Ilzetzki, E and S Jain (2023), “Prospects for euro area inflation in 2023”, VoxEU.org, 10 March.

Jiang, E X, G Matvos, T Piskorski and A Seru (2023), “Monetary tightening and U.S. bank fragility in 2023: Mark-to-market losses and uninsured depositor runs?”, NBER Working Paper 31048.

Lagarde, C (2022), ECB press conference (transcript), Frankfurt am Main, 8 September.

Lorenzoni, G and I Werning (2023), “Inflation is conflict”, NBER Working Paper 31099.

Reis, R (2022), “The burst of high inflation in 2021–22: How and why did we get here?”, BIS Working Paper 1060.

Sargent, T J (1983), “Stopping moderate inflations: The methods of Poincare and Thatcher”, in Inflation, Debt and Indexation, Cambridge, MA: MIT Press, 54–96.

Taylor, J B (1983), “Union wage settlement during a disinflation”, American Economic Review 73: 981–993.

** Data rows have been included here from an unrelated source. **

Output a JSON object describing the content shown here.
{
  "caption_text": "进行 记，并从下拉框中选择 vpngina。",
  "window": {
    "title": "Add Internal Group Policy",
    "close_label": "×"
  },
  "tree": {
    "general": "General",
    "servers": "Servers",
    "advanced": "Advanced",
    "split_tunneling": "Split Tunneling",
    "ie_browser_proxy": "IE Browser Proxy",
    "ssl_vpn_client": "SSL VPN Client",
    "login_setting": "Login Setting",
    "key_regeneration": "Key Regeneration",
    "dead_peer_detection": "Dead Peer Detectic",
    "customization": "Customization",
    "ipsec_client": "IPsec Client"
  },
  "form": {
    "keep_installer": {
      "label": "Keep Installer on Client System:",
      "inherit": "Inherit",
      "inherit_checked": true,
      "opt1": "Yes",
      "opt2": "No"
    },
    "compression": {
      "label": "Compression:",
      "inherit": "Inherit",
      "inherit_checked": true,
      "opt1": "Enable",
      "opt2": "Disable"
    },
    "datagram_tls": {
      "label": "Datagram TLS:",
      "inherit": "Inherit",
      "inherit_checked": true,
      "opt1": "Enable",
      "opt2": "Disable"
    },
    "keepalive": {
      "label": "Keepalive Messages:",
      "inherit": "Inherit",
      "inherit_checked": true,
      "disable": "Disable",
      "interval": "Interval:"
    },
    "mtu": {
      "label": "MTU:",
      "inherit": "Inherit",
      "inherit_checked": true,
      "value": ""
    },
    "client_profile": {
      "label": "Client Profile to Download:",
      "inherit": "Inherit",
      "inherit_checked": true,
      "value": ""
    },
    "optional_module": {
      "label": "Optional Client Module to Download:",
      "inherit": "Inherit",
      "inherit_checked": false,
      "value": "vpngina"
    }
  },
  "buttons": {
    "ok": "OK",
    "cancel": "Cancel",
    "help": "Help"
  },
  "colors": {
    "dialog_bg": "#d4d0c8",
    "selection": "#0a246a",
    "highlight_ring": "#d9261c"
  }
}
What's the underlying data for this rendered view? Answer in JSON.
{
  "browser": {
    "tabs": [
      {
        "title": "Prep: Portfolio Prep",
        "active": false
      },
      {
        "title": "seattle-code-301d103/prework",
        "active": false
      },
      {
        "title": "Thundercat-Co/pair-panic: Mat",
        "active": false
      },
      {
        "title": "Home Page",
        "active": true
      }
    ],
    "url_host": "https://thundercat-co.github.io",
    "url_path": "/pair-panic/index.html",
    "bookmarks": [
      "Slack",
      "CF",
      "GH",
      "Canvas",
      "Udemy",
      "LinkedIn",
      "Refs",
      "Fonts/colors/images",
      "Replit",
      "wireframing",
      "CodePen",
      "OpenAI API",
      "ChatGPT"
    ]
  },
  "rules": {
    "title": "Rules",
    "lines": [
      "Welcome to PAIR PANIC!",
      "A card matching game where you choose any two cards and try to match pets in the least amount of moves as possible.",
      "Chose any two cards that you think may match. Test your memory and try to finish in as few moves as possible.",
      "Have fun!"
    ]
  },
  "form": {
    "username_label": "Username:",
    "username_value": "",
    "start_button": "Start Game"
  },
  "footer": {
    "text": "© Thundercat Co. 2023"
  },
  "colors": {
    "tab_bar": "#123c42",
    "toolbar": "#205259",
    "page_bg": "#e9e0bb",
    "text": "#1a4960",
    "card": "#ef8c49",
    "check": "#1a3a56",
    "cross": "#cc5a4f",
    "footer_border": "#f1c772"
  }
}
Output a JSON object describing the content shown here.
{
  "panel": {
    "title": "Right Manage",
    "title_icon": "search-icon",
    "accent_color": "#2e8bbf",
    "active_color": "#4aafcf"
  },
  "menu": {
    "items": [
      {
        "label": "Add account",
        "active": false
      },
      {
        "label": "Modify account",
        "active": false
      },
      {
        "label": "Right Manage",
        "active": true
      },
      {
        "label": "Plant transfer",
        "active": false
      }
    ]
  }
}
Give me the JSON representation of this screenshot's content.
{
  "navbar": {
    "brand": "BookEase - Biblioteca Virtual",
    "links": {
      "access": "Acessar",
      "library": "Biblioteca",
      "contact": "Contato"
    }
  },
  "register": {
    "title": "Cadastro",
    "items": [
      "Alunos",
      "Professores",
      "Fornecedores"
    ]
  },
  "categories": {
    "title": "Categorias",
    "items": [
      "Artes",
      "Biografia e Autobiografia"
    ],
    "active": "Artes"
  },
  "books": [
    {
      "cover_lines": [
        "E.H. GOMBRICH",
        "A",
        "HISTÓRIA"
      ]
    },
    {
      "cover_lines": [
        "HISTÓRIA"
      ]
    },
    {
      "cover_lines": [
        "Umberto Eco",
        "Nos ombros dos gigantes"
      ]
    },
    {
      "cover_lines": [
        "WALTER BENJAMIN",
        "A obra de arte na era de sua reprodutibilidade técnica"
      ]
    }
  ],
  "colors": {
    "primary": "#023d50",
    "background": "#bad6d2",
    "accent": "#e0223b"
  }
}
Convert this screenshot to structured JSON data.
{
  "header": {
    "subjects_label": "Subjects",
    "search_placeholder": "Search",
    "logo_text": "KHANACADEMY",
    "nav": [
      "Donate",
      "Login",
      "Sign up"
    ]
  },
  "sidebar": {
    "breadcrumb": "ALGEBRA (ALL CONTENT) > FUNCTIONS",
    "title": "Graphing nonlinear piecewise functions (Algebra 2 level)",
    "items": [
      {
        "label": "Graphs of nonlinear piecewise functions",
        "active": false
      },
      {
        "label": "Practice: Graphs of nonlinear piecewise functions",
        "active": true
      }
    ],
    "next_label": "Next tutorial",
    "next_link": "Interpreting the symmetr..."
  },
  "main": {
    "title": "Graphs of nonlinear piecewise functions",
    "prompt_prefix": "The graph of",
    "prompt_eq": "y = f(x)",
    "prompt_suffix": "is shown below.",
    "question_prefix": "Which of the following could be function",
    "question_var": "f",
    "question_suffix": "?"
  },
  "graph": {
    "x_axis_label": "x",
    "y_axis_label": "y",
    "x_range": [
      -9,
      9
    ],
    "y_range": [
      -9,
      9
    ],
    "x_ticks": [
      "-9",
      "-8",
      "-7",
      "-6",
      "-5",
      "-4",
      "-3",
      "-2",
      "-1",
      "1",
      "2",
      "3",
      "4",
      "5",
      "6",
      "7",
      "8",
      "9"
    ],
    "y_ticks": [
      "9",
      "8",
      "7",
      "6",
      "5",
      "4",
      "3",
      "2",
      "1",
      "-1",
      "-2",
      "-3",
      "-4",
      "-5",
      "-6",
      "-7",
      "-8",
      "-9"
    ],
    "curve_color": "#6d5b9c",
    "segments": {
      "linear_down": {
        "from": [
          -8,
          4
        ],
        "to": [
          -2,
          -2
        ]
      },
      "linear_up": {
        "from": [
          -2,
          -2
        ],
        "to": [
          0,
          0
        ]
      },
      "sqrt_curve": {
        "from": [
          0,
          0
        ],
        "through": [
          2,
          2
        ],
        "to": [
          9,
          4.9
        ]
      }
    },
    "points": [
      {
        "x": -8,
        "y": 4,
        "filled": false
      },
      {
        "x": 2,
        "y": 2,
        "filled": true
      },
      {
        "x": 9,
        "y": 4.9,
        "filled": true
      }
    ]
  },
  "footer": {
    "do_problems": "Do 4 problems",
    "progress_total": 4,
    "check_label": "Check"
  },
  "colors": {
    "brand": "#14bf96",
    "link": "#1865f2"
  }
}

  1. Central banks regularly publish inflation projections or forecasts but generally do not directly communicate about interim targets for inflation. For example, the Eurosystem and the ECB regularly publish staff projections on “economic growth, inflation, wages, unemployment and trade” (see https://www.ecb.europa.eu/pub/projections/html/index.en.html). Economic projections by the members of the Federal Open Market Committee (FOMC) are published four times a year.
  2. As part of the question, half of the participants (randomly selected) were asked to fill in the inflation rate for the past year (i.e. roughly 2022). The other half were told the past year’s inflation rate. The reference is to the measure of inflation that the central bank responsible for monetary policy in the participant’s country of residence is targeting. Analysing the effects of this treatment on the participants’ responses is work in progress.
  3. As a measure of current inflation, we use the perceptions for respondents who were asked and the actual rate for those who were treated.
  4. Ascari et al. (2023) have found, however, that both demand and supply factors have played an important role in inflation dynamics on both sides of the Atlantic. 4
  5. A caveat to this argument could be that the euro area respondents put relatively more weight on inflation stabilisation, in line with the ECB’s mandate to focus primarily on price stability. Survey responses to a question asking about the preferred central bank mandate support this conjecture.
  6. We also asked about the likelihood of the central bank achieving its inflation target over a one-year period. Not surprisingly, a clear majority of the participants (more than 70% in the global sample) regarded this as unlikely or very unlikely.
  7. Interestingly, regarding the euro area, the CFM-CEPR survey in February 2023 finds that the European panel of experts is tilted towards the risk of the ECB having policy interest rates too low in 2023 (see Ilzetzki and Jain 2023).